Remember “Let’s play pretend?” Of course you do. We all do. We all played pretend. Playing pretend is the developmental period between artless sentence speaking and puberty (during puberty, all bets are off). There are of course outliers, but I am writing from within a predictable bell-curve.
When I was 10 years old my sister was seven. We got along swimmingly. As a collective we were at our playing pretend apex. A series of unremarkable interactions between she and I landed me the remarkable role as her horse, Calamarouix (whose name’s origin remains a mystery). We were friends, and we played pretend.
She would say, “Calamarouix, go to the kitchen.” And I, in a reverse-anthropomorphic gesture, would perform a wild-horse-like buck and relocate us to the desired locale: in this particular recall of nostalgic innocence, the kitchen. We also played a game where I was a “blind” person (this character had no arcane name of mysterious origin). She would cover my eyes while on my shoulders – I was her human palanquin. The difference was, as she covered my eyes with her hands, I would maneuver in response to her specific instructions: “go straight; stop; turn right, three step; we are at the stairs; there…are…12…no wait…13…go!” I’d say, “Got it!” And up we’d go.
On at least four occasions during the previous three weeks I became tearful. A deep, deep sadness precipitated my welled tears.* I was sharing this with a friend. A pragmatic, “There’s a lot to cry about right now,” was his prudent response. And he is correct: there is indeed a lot to cry about right now. And I know I am not alone in my emotionally responsive tears of welling. The cacophonous discourse of biopsychosocial dissonance is approaching its oblique ascent. And as my tear ducts hold my emotional glut hostage, I feel my organs absorb flecks of transient mass. These flecks attract like misplaced magnetic fields as they surf through the hypothesized aether.
And one thought ruminates: Where did all of our “pretend” go? Everyone’s? What are we holding on to? There is lots wrong, but there is also lots right. It seems, at times, our god given individualism has charmed opportunity into believing individualism is self-made. My favorite John Adams quote comes to mind:
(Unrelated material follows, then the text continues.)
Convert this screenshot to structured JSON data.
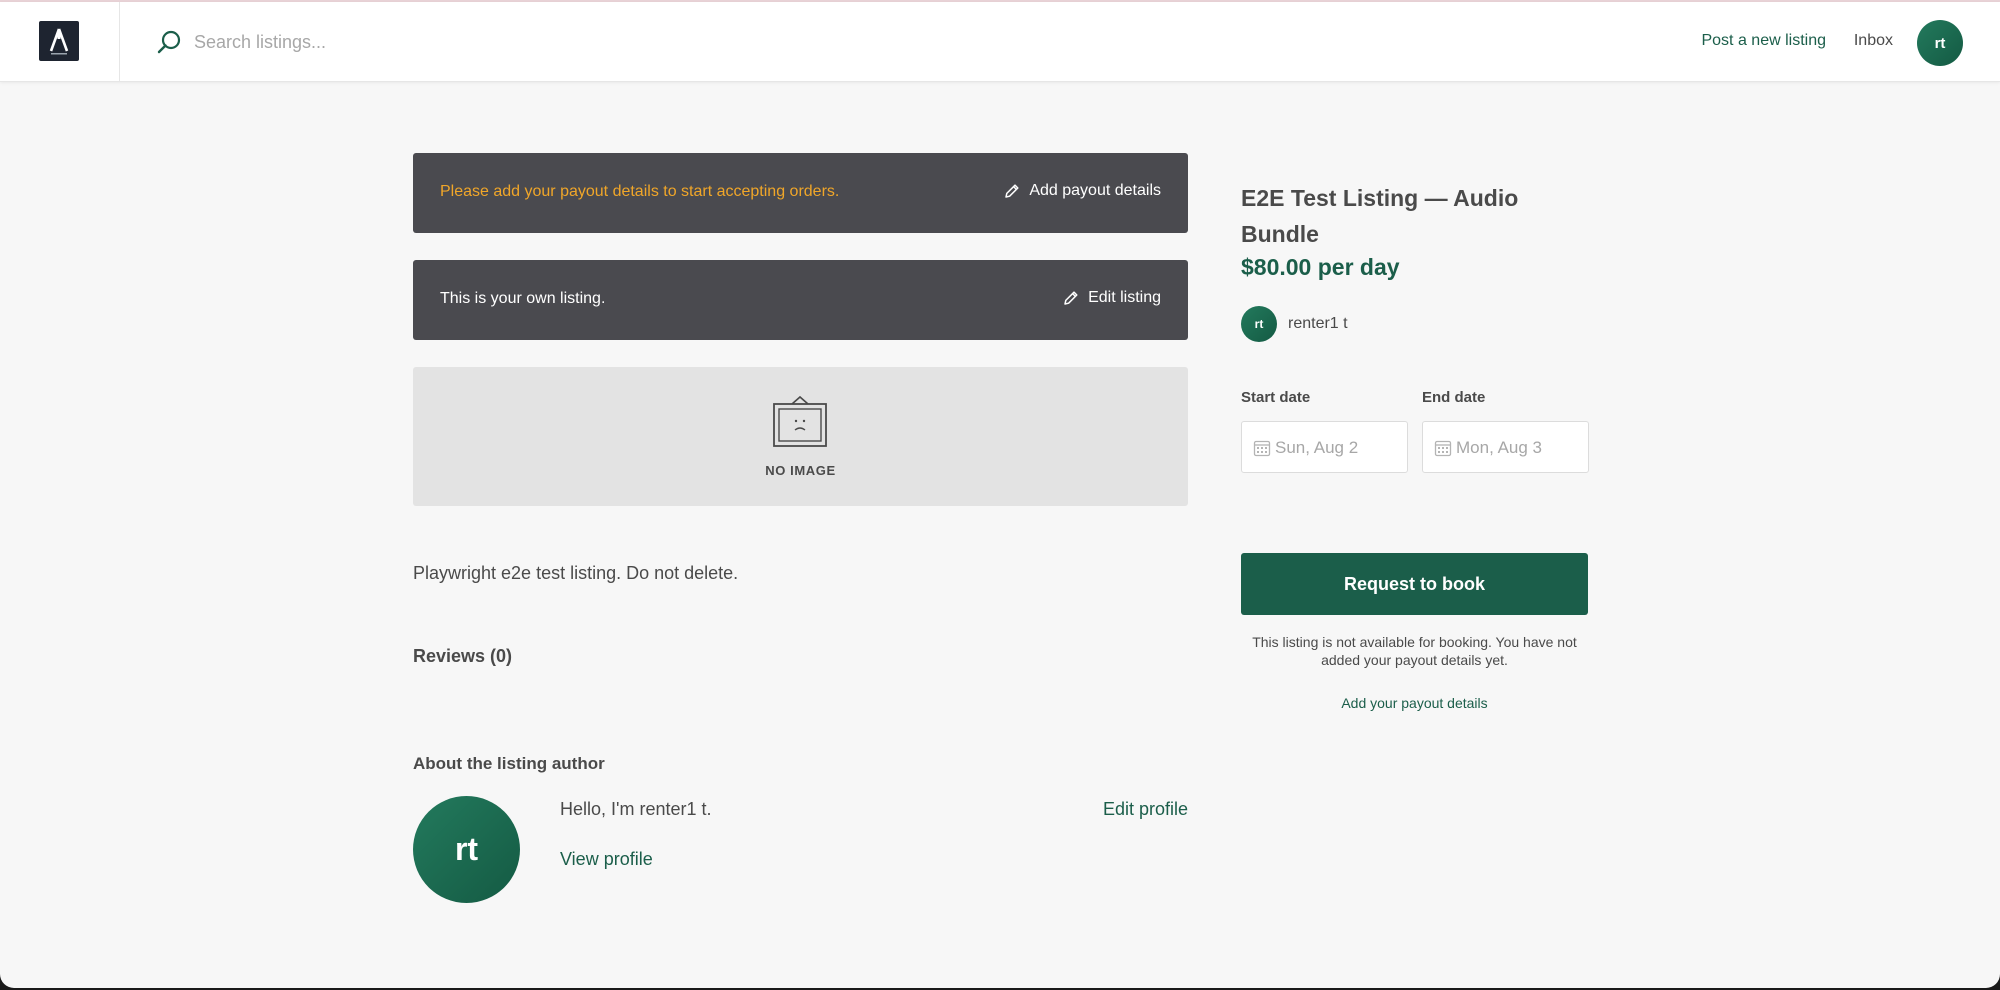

“I must study politics and war, that our sons may have liberty to study mathematics and philosophy. Our sons ought to study mathematics and philosophy, geography, natural history and naval architecture, navigation, commerce and agriculture in order to give their children a right to study painting, poetry, music, architecture, statuary, tapestry and porcelain.”
Sure, America was built on the lies of megalomaniacs and personality disorders, slaves and servants, religious freedom and personal freedoms, but (and this does not justify: corruption, mendacity, perfidy, and/or any behavior) upon some research and pragmatic meditations on the matter, this is par for the course. The aforementioned are the antithesis of personality traits which exude pride in one, but it is impossible to ignore the prevalence of their dichotomy: truth, honor, hard work, and alacrity. It is just as Night needs Day: the Nights are just a bit longer at the moment.
Life is a nearly impossible, and most definitely an improbable, occurrence.** If one is fortunate enough to make it to “the show,” it is (depending on your cosmic luck) a seemingly impossible existence. Life is hard. Life is a huge pain in the ass. It is much like family: if you are lucky to have such pains in the ass annoy you, and for you to annoy, to love you and for you to love, to disappoint you and for you to disappoint, to lie to you and for you to lie to, to surprise you and for you to surprise, and to again love you, especially because you were, are, and most likely will always remain: Prince Pain in the Ass of your family – be grateful. Do your best to be grateful every day. (I’ve heard that gratitude is an action word.)
When the Covid – 19 pandemic began, I wrote a poem titled, Gate’s Wisdom. The first three lines of the poem are: By the time this is gone/I want to learn/How to not care. I may have misspoke: I am not sure yet. It is possible I need to learn to to be more selective with my caring. Because, what really is the issue? The issue is, we have arrived in a place where we fugazi’d ourselves. The population keeps growing and we distracted ourselves from the problem we forgot to fix 20 years ago, and now it festers. It is uncomfortable, and it is hard. And humans are fallible. And I think that is the end of this piece.
I remember being tearful earlier this week, and remember, there is a lot to be tearful right now. And I think that is why Calamarouix and my sister entered my mind. We were not concerned beyond our pretend. We remained without opinion (debatable I suppose), but there was no subtext or manipulation. I am just grateful there was time to pretend. Maybe that is a good place to start. Try and pretend a few things a differently.
*Your tears have a similar structure to saliva. They’re mostly made of water, but also contain salt, fatty oils, and over 1,500 different proteins. Jun 24, 2019 (Google)
**A healthy adult male can release between 40 million and 1.2 billion sperm cells in a single ejaculation. In contrast, women are born with an average 2 million egg follicles, the reproductive structures that give rise to eggs. Jan 24, 2013 (Google)